**What is being asked**: Compute how many lines in the entries below contain "image", and output nothing but the number.

*** Opening Data provided ***

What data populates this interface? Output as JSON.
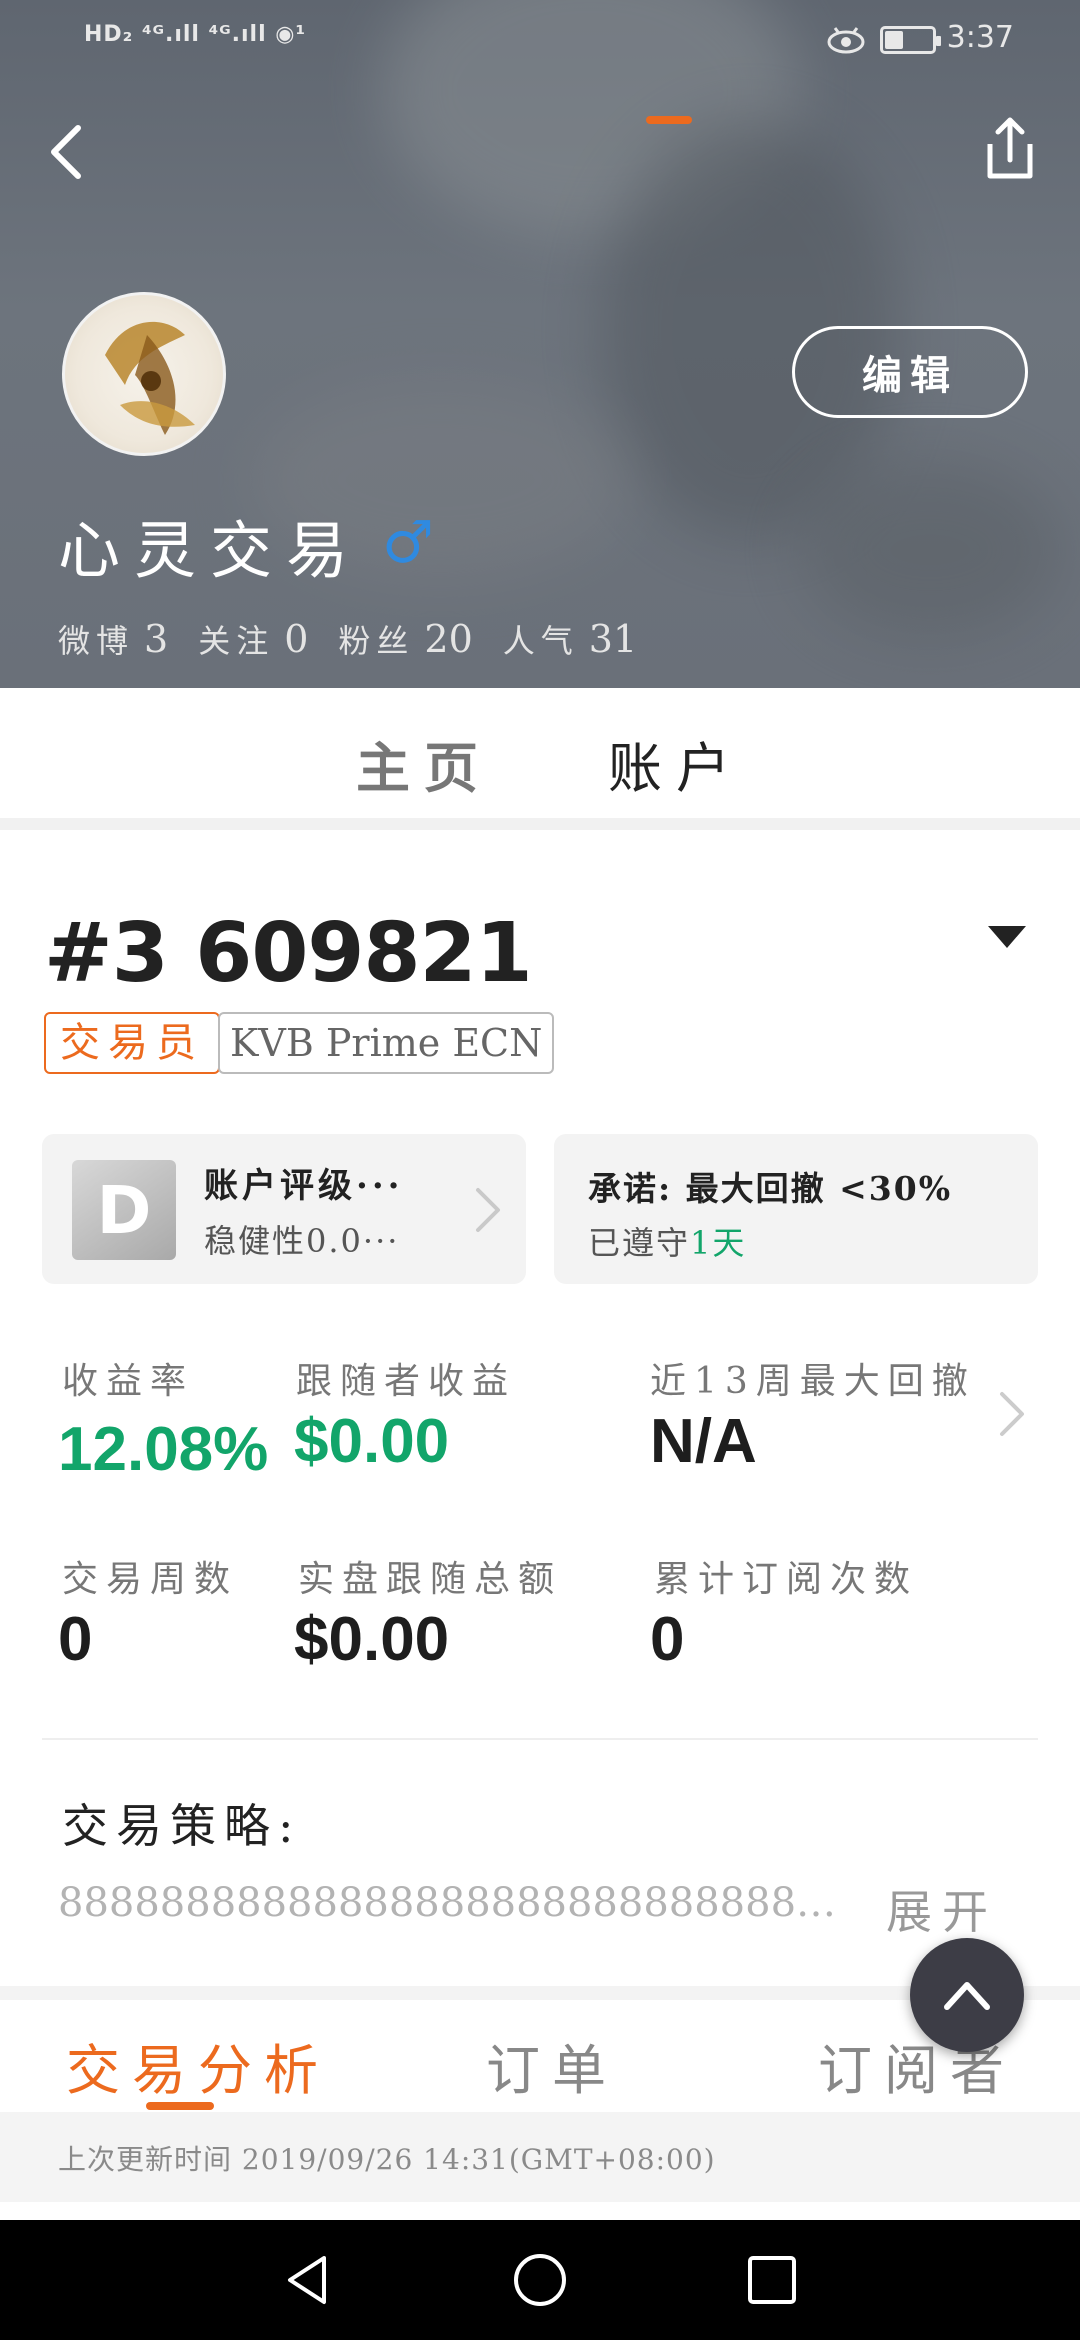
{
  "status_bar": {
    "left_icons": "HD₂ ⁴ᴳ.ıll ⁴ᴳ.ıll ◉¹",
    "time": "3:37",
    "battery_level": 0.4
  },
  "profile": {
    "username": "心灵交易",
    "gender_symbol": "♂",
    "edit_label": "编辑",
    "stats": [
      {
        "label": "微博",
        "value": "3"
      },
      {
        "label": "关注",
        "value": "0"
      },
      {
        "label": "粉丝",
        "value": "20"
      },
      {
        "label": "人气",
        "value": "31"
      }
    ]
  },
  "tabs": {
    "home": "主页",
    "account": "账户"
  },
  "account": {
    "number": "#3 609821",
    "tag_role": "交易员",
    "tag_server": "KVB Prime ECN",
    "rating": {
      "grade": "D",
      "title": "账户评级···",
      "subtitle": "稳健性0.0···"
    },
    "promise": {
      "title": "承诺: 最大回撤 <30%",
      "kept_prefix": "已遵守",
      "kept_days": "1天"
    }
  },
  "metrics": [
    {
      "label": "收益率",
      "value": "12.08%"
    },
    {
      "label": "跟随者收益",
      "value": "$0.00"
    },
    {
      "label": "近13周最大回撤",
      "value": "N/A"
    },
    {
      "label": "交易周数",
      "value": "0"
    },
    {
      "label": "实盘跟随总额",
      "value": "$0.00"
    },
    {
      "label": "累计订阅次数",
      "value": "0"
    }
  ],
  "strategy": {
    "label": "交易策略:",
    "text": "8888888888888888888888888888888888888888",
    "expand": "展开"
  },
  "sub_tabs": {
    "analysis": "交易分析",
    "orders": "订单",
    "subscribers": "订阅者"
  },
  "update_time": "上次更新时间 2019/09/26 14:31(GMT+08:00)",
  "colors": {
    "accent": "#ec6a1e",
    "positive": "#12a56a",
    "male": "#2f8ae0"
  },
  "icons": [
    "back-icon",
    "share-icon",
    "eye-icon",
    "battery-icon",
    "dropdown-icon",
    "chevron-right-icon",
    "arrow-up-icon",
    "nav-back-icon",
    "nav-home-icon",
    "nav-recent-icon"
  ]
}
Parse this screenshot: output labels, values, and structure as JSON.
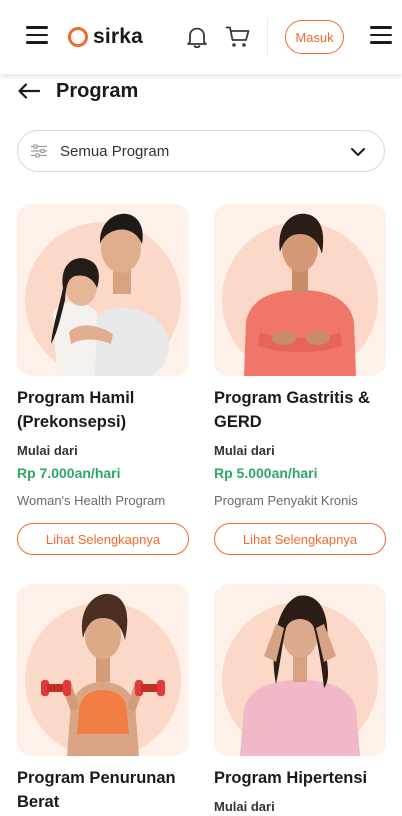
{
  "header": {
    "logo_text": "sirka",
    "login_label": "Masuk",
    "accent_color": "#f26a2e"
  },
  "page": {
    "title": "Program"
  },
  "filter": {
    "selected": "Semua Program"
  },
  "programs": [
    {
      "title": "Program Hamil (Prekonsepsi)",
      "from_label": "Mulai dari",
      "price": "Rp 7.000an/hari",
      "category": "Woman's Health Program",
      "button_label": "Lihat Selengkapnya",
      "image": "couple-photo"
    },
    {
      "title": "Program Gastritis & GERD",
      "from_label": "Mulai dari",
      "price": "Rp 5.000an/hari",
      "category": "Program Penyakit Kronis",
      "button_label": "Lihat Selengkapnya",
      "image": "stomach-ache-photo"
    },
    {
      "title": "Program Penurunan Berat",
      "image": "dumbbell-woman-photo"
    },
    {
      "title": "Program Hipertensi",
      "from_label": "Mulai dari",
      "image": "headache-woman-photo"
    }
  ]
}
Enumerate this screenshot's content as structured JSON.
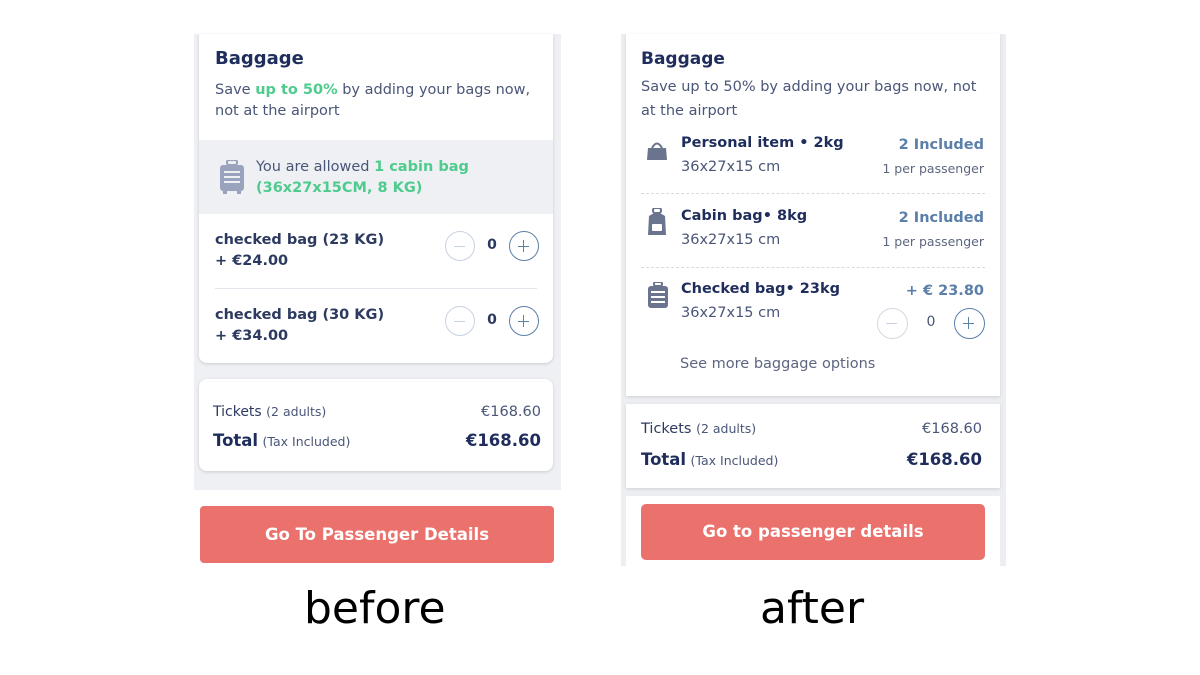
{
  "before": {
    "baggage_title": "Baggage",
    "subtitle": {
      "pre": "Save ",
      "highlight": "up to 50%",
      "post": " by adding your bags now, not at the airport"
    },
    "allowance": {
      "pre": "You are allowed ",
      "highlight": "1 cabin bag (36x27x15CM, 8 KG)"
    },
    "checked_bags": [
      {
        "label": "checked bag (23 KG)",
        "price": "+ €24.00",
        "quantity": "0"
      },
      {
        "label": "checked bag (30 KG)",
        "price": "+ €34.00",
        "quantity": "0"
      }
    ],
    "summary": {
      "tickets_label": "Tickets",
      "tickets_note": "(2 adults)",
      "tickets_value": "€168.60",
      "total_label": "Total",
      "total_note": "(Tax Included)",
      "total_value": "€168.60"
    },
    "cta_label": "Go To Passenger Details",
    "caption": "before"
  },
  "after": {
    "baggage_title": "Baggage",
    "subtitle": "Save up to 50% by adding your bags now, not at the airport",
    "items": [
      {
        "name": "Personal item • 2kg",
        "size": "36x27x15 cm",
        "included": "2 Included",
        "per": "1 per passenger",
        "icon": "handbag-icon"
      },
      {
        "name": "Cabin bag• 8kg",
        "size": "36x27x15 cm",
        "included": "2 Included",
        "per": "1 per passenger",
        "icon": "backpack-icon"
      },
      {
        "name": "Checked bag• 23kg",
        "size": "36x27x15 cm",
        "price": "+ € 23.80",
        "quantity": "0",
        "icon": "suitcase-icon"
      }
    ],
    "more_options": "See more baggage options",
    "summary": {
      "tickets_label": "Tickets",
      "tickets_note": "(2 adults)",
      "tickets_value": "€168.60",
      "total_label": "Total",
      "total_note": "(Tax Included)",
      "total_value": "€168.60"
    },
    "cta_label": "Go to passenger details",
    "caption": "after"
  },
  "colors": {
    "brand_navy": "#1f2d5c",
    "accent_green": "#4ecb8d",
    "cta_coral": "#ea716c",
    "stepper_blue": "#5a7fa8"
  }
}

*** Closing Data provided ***

**The answer**: 4